European regional seas are some of the most intensively used marine waters in the world. This makes it challenging to implement appropriate governance and management measures that can enable a growing blue economy whilst ensuring we do this in an environmentally sustainable way. Good ocean management requires marine knowledge, which originates from ocean observation, monitoring and wider sampling and understanding of our ocean. There has been significant progress in the coverage and range of data being collected, largely driven by advancements in technology for satellites and automated in situ ocean observation platforms. This is largely funded by national investment into sustained observation and monitoring programmes. These data are used to provide understanding and evidence to support marine and maritime industry and underpin evidence-based policy planning and decision-making.
The Marine Strategy Framework Directive (MSFD), introduced in 2008, is the environmental pillar of the EU’s Integrated Maritime Policy (IMP) with the aim for more integrated and coordinated assessment of the health of the marine environment. Countries respond with MSFD assessments of their national waters. In addition, the management of Europe's four regional seas (Baltic, Black, Mediterranean and Northeast Atlantic) is coordinated by Regional Sea Conventions (Helsinki Convention, Barcelona Convention, Bucharest Convention and OSPAR Convention). These conventions work with contracting parties to cooperate at a regional level and develop marine strategies to protect and conserve European seas. The map of the week shows the maritime regions covered by each of these Regional Sea Conventions.
In 2016, the European Commission and the EU's High Representative set out a joint agenda for international ocean governance. This proposed 50 actions for safe, secure, clean and sustainably managed oceans in Europe and around the world. The upcoming International Ocean Governance (IOG) Forum on 22-24 April will further discuss this topic and consult stakeholders to develop a new generation of the International Ocean Governance Agenda.

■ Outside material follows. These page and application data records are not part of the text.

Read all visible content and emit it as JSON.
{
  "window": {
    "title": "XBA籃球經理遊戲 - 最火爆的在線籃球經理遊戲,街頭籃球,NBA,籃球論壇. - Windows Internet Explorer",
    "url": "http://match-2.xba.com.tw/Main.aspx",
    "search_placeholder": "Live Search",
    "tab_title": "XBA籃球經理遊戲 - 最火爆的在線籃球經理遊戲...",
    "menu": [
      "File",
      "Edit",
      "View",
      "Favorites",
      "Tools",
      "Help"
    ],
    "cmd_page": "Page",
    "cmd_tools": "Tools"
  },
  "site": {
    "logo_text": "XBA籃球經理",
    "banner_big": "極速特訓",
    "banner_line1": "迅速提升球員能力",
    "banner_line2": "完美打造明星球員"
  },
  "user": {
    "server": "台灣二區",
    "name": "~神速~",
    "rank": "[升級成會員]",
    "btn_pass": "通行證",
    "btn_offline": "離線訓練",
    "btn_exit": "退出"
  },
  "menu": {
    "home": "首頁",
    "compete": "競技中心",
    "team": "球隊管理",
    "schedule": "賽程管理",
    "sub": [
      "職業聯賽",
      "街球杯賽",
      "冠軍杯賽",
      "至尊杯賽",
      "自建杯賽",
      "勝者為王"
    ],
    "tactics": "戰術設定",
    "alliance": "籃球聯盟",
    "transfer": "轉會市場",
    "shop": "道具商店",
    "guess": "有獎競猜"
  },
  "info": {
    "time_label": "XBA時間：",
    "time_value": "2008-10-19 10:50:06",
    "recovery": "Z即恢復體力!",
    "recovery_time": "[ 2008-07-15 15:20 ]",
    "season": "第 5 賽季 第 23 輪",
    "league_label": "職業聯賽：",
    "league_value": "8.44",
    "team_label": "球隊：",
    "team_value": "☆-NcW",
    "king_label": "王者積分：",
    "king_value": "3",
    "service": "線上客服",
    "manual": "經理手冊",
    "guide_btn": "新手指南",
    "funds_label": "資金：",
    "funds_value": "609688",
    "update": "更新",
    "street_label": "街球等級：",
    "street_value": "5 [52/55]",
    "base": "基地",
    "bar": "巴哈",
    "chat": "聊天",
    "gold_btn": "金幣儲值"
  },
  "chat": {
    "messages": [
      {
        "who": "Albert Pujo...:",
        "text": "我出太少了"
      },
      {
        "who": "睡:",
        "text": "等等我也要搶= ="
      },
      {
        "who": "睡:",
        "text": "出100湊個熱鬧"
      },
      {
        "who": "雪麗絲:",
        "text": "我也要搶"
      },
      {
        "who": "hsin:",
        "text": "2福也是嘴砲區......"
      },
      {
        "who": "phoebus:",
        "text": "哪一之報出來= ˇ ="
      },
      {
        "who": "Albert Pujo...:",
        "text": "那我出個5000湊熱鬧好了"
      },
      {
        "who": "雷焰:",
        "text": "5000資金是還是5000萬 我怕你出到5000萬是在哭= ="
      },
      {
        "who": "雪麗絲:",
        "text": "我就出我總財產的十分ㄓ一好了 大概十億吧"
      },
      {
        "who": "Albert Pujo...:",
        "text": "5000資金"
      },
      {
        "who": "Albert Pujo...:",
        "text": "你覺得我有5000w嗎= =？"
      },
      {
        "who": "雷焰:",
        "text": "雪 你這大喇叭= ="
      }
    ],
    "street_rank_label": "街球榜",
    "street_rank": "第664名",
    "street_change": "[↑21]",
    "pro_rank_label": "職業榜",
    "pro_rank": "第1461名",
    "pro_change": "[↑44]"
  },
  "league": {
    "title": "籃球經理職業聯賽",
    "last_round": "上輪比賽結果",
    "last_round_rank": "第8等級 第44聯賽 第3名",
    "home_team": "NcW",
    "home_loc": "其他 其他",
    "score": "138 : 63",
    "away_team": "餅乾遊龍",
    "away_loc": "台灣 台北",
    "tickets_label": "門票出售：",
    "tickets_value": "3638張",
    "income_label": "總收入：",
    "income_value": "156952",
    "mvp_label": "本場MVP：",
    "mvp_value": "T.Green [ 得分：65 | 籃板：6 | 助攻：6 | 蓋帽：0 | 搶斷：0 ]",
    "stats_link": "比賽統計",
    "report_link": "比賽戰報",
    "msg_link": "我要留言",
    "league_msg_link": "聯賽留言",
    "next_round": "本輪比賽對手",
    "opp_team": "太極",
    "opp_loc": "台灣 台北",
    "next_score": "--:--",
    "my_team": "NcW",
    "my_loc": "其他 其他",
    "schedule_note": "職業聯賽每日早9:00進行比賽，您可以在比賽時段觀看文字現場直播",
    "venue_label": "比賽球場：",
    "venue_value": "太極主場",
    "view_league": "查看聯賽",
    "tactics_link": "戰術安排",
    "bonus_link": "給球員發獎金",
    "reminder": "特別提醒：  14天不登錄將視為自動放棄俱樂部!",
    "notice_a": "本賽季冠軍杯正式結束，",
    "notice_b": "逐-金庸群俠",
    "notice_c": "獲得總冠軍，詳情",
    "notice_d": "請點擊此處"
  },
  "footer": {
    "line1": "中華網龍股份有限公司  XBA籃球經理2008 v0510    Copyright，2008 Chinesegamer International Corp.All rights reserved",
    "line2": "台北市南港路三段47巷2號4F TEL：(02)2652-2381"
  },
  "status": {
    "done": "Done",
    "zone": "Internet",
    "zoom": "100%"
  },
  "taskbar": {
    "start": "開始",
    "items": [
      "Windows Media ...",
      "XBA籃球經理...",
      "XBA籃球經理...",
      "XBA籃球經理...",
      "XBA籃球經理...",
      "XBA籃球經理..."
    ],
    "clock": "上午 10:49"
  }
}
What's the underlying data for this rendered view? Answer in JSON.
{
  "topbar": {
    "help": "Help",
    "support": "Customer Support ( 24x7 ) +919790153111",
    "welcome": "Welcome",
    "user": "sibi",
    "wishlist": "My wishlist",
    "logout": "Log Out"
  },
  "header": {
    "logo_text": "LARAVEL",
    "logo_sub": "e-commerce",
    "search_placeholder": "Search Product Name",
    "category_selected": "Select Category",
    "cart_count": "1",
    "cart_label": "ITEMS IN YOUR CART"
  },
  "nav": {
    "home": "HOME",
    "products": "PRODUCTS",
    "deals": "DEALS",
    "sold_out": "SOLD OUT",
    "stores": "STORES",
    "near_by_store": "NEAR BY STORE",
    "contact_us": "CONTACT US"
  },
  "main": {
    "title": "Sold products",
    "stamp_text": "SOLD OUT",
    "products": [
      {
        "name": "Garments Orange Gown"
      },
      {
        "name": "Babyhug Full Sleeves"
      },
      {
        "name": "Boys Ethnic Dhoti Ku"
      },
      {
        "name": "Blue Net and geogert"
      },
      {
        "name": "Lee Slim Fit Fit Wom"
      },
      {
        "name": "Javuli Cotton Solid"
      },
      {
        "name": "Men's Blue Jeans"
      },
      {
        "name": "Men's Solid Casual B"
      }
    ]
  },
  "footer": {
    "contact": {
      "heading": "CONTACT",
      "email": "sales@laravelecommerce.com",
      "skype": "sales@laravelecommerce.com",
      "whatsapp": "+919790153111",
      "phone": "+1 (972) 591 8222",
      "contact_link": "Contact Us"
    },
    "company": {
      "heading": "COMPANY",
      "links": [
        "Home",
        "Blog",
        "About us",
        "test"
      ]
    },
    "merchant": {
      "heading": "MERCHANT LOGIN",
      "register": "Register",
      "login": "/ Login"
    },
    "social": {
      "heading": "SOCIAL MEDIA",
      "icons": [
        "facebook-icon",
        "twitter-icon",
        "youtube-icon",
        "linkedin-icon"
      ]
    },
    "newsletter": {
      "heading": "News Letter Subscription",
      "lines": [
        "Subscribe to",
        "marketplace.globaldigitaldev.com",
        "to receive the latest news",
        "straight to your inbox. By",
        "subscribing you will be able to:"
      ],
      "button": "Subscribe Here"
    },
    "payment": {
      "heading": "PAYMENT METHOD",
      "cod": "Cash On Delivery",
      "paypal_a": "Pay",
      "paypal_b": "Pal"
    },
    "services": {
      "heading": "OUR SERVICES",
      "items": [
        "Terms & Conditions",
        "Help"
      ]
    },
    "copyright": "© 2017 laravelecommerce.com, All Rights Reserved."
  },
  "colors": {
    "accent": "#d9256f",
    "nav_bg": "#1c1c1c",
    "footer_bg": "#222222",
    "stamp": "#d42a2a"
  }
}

A healthy ocean - and thus the resilience of the marine ecosystem - is of the utmost importance in combating the climate crisis and delivering a sustainable blue economy. We hope that with oceans being better protected and sustainably managed, some of the global challenges such as climate change, poverty and food security can be effectively addressed.
The data in this map were provided by DG MARE.
 WWF Living Blue Planet Report: https://assets.wwf.org.uk/downloads/living_blue_planet_report_2015.pdf
 The format of the IOG Forum has been partially moved to a digital format - Thematic Working Group webinars in light of Covid-19 Crisis. https://webgate.ec.europa.eu/maritimeforum/en/node/4466